The first mention of cranberry bogs in Plympton appears in the town warrant posted for the annual spring town meeting in 1885.
George W.Randall and his brother Gilbert H. Randall were Plympton's pioneer cranberry growers. About if not exactly 1890 they built their first bog down opposite the eastern end of Mayflower Road. This first bog was their so-called Screen House bog. Quickly followed the Brown Swamp bog and soon after the Round bog. In later years they added the Whiting Field bogs, and a few acres above their reservoir.
From 1890 to 1910 the bogs of the Randall Bros. down at the end of Mayflower Road were the Mecca for local pickers.
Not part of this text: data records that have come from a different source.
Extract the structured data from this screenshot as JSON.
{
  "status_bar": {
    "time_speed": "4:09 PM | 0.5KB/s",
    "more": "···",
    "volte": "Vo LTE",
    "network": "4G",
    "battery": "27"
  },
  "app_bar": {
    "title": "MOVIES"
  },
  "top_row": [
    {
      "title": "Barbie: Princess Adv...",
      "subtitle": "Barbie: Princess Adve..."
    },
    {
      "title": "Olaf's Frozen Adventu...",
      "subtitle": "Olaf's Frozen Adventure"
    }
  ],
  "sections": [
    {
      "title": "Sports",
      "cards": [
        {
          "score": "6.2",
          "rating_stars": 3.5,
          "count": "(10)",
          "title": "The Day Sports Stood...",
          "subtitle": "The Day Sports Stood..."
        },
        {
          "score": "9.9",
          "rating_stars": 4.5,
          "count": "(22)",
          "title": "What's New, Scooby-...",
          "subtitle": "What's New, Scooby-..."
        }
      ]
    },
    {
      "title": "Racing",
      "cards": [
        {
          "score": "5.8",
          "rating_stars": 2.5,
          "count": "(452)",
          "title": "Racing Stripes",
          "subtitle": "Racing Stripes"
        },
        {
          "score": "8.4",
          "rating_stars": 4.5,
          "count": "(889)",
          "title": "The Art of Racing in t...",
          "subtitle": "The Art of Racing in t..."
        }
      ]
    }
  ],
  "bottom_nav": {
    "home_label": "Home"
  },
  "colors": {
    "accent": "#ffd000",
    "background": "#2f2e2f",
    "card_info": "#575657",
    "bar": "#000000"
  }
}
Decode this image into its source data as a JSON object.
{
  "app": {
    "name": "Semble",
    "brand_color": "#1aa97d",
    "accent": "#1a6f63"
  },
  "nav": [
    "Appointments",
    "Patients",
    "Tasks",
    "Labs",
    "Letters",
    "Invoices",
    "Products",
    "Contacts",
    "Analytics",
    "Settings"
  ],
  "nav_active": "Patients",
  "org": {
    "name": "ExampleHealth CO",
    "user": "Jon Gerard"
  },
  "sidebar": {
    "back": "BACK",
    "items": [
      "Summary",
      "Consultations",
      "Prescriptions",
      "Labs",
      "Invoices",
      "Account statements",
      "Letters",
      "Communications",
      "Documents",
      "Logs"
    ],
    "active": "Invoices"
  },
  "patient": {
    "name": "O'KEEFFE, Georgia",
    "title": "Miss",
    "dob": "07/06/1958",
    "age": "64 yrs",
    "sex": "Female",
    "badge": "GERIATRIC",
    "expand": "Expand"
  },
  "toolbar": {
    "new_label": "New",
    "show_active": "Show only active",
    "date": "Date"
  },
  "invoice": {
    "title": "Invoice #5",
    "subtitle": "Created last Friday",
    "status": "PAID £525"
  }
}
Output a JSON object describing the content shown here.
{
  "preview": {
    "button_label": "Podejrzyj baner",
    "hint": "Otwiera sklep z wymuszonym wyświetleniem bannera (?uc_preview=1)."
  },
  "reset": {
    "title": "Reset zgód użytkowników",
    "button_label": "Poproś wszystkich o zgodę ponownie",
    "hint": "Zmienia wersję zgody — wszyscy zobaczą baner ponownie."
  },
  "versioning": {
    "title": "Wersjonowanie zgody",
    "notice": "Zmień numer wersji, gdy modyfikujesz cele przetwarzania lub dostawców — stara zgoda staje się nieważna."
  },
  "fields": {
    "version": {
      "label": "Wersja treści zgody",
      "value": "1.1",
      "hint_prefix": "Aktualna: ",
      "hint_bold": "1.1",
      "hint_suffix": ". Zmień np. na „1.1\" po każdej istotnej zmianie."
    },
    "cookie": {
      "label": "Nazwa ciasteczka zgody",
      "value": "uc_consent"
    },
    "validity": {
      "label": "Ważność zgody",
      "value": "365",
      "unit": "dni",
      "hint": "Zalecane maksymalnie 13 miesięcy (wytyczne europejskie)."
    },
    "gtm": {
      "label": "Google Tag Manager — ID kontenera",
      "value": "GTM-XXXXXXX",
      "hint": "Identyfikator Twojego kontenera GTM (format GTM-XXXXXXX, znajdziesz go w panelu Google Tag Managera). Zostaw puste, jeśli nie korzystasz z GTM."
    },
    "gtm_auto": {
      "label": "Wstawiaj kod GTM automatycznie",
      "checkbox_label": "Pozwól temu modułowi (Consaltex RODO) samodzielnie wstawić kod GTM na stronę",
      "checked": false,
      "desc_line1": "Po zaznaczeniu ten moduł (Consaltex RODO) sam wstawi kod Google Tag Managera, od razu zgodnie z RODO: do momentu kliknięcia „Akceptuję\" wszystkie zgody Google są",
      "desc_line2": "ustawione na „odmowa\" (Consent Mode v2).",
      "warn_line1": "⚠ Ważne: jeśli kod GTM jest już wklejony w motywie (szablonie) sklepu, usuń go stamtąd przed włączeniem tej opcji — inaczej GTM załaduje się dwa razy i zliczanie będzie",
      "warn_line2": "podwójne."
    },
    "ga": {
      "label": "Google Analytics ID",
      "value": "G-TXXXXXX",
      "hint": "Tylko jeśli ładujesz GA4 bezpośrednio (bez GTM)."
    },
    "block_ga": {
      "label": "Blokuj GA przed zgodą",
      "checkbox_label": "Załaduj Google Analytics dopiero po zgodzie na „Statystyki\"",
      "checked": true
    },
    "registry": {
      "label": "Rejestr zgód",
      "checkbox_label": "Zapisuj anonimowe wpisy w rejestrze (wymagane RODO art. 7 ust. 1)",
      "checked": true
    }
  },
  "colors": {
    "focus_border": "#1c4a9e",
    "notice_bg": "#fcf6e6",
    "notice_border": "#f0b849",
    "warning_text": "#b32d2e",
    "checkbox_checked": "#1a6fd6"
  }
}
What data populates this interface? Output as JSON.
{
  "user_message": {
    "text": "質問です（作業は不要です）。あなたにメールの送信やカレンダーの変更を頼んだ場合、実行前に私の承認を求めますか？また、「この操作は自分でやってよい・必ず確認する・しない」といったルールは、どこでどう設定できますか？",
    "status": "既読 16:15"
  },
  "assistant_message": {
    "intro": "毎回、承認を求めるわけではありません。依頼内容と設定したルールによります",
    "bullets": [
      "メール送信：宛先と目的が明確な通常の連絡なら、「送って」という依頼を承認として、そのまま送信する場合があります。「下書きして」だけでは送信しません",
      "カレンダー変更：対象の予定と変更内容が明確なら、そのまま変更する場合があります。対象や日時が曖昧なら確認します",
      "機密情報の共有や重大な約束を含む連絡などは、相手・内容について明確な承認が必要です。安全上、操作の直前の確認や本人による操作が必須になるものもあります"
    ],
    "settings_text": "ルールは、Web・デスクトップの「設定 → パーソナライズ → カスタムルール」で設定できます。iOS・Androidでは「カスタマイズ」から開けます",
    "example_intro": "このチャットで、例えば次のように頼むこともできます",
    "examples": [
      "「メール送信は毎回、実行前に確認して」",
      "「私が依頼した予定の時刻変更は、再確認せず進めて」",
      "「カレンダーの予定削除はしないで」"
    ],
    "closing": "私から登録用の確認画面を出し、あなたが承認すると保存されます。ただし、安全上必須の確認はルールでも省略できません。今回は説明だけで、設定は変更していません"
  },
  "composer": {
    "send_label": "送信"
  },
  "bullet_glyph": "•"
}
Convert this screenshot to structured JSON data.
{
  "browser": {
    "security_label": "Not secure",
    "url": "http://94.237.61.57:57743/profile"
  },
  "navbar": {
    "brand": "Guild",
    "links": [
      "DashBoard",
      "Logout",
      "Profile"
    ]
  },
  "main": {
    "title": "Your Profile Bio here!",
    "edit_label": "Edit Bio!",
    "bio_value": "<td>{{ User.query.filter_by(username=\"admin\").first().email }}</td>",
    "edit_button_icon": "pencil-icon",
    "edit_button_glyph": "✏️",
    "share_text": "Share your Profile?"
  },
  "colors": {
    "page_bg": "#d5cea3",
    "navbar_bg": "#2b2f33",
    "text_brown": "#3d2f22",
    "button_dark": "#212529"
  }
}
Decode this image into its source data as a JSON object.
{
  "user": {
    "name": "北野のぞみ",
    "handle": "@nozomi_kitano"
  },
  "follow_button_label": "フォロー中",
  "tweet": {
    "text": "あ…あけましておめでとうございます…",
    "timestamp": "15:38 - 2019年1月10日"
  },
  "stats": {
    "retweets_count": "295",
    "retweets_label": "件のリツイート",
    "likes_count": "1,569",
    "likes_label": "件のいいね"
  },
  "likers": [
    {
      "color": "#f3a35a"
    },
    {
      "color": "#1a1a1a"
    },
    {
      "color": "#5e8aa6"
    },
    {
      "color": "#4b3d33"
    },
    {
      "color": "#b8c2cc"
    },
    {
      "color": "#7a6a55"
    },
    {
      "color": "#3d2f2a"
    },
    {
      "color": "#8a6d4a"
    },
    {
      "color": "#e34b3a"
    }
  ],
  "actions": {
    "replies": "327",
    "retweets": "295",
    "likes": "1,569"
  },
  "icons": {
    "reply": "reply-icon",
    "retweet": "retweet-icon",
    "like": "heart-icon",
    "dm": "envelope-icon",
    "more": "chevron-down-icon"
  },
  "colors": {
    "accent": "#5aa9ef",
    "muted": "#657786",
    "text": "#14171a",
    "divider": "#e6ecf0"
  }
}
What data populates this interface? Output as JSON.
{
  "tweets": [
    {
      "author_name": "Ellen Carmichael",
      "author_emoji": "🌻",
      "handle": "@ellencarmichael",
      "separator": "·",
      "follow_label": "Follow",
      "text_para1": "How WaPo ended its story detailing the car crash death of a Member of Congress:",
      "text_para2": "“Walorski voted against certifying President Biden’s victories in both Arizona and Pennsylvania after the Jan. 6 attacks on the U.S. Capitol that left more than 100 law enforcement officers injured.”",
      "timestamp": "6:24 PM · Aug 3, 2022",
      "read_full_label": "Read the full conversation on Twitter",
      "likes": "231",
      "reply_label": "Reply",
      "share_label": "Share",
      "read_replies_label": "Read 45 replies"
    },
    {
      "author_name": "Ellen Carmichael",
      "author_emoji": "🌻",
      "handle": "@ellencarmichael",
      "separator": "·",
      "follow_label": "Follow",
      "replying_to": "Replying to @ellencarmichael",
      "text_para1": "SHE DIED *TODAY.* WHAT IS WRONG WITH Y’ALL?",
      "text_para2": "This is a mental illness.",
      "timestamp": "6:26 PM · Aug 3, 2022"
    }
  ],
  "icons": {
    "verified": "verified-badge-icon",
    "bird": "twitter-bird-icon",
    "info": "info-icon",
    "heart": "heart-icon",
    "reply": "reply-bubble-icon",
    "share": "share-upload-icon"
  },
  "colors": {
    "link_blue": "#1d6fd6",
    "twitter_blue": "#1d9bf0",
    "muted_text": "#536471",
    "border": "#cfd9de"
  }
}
The berries were all picked by hand and from one to two hundred pickers were kept busy on these small bogs. It usually required from six to eight weeks to complete the task. Pickers came in from Carver and Halifax to aid the local folks in the harvest. Year after year several more came from the distant cities of Fall River and New Bedford.
The Corey Whiting Cranberry Company purchased the bogs in June 1910 for $3,400. They expanded the bogs yearly. By 1917 the Company had 14 acres and 3 rods of bog under cultivation.
The Corey Whiting Cranberry Company dissolved in 1941. Robert Whiting farmed the bogs until the early 1980's when Wayne and Karen Barnes purchased the farm and named it Blue Heron Farms. Jeff and Kim LaFleur purchased the farm in April 2009.
The Round, Screenhouse and Brown Swamp bog are all still in production. The Round bog has just under one acre of a cranberry variety named Whiting–Randalls discovered in Plympton in 1888.
Today, Mayflower Cranberries has 112 total acres of which 23.6 acres are cranberry bogs, the balance being the reservoir, wetlands and upland buffer areas that support the bogs .We are growers for Ocean Spray Cranberries. Ocean Spray is a farmer owned cooperative.